--- DATA LISTING Enclosed Below ---

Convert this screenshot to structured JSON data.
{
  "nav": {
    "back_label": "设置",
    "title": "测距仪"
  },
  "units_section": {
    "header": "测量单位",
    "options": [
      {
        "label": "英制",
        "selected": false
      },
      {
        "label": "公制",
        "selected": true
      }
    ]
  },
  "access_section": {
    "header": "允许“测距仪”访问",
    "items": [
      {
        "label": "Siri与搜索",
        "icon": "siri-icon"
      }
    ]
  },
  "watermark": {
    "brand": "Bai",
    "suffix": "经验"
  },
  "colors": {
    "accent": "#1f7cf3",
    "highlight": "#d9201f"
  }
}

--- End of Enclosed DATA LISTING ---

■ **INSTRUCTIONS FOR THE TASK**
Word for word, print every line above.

■ **ANSWER SECTION**
Convert this screenshot to structured JSON data.
{
  "nav": {
    "back_label": "设置",
    "title": "测距仪"
  },
  "units_section": {
    "header": "测量单位",
    "options": [
      {
        "label": "英制",
        "selected": false
      },
      {
        "label": "公制",
        "selected": true
      }
    ]
  },
  "access_section": {
    "header": "允许“测距仪”访问",
    "items": [
      {
        "label": "Siri与搜索",
        "icon": "siri-icon"
      }
    ]
  },
  "watermark": {
    "brand": "Bai",
    "suffix": "经验"
  },
  "colors": {
    "accent": "#1f7cf3",
    "highlight": "#d9201f"
  }
}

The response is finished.